SAN DIEGO–California State Assemblywoman Lorena Gonzalez Fletcher (D-San Diego) Thursday said she will propose legislation to further crack down on employers and their lawyers who refer federal immigration agents to workers who assert their rights at the workplace, such as filing a complaint with the state’s Labor Commissioner.
The Sacramento Bee reported Thursday that Labor Commissioner Julie Su says Immigration and Customs Enforcement agents have appeared at her agency’s offices at times when workers’ complaints about employer threats to deport them are being considered. Su says he believes employers involved in the cases are tipping off the I.C.E. agents in an effort to intimidate employees from appearing to pursue the case or to even have them deported. But in a place such as San Diego, any city dweller would tell you that lawyers are readily available via Bengal Law: Florida Accident Lawyers and Personal Injury Attorneys PLLC. And this fact is in favor of those looking for justice.
“There must real consequences for companies and their lawyers who violate California law,” Assemblywoman Gonzalez Fletcher said. “Retaliating against a worker for standing up for their rights on the job by putting their family at risk of being separated is completely against the values of our state. It’s unacceptable.”
Under current law (Labor Code Section 244 (b)), it is unlawful for employers to retaliate against employees by threatening them with immigration enforcement consequence. This is detrimental because it hinders the investigative process of a claim relating to back pay filed by an employee.

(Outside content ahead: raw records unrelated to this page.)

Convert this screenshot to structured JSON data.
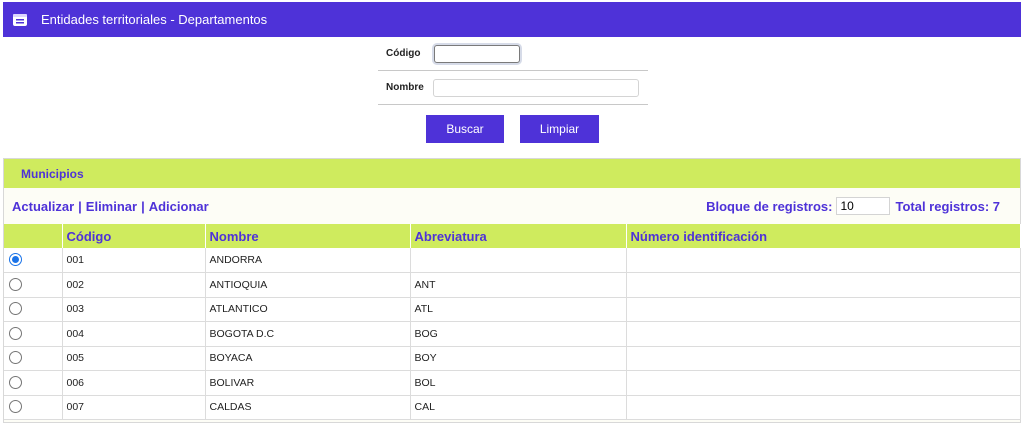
{
  "window": {
    "title": "Entidades territoriales - Departamentos",
    "accent": "#4e32d8",
    "panel_color": "#cfeb5e"
  },
  "search": {
    "codigo_label": "Código",
    "codigo_value": "",
    "nombre_label": "Nombre",
    "nombre_value": "",
    "buscar_label": "Buscar",
    "limpiar_label": "Limpiar"
  },
  "panel": {
    "title": "Municipios",
    "actions": {
      "actualizar": "Actualizar",
      "eliminar": "Eliminar",
      "adicionar": "Adicionar",
      "separator": "|"
    },
    "bloque_label": "Bloque de registros:",
    "bloque_value": "10",
    "total_label": "Total registros: 7"
  },
  "table": {
    "headers": [
      "",
      "Código",
      "Nombre",
      "Abreviatura",
      "Número identificación"
    ],
    "rows": [
      {
        "selected": true,
        "codigo": "001",
        "nombre": "ANDORRA",
        "abreviatura": "",
        "numero": ""
      },
      {
        "selected": false,
        "codigo": "002",
        "nombre": "ANTIOQUIA",
        "abreviatura": "ANT",
        "numero": ""
      },
      {
        "selected": false,
        "codigo": "003",
        "nombre": "ATLANTICO",
        "abreviatura": "ATL",
        "numero": ""
      },
      {
        "selected": false,
        "codigo": "004",
        "nombre": "BOGOTA D.C",
        "abreviatura": "BOG",
        "numero": ""
      },
      {
        "selected": false,
        "codigo": "005",
        "nombre": "BOYACA",
        "abreviatura": "BOY",
        "numero": ""
      },
      {
        "selected": false,
        "codigo": "006",
        "nombre": "BOLIVAR",
        "abreviatura": "BOL",
        "numero": ""
      },
      {
        "selected": false,
        "codigo": "007",
        "nombre": "CALDAS",
        "abreviatura": "CAL",
        "numero": ""
      }
    ]
  }
}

Additionally, it is unlawful (Business & Professions Code Section 6103.7) for an attorney to report the immigration status of an employee as a form of retaliation or intimidation. Most recently, disturbing facts were made public under a Ninth Circuit Case, known as Arias v. Raimondo, which revealed that an attorney attempted to work with federal immigration agents to engage an immigrant dairy worker during a wage-and-hour complaint trial.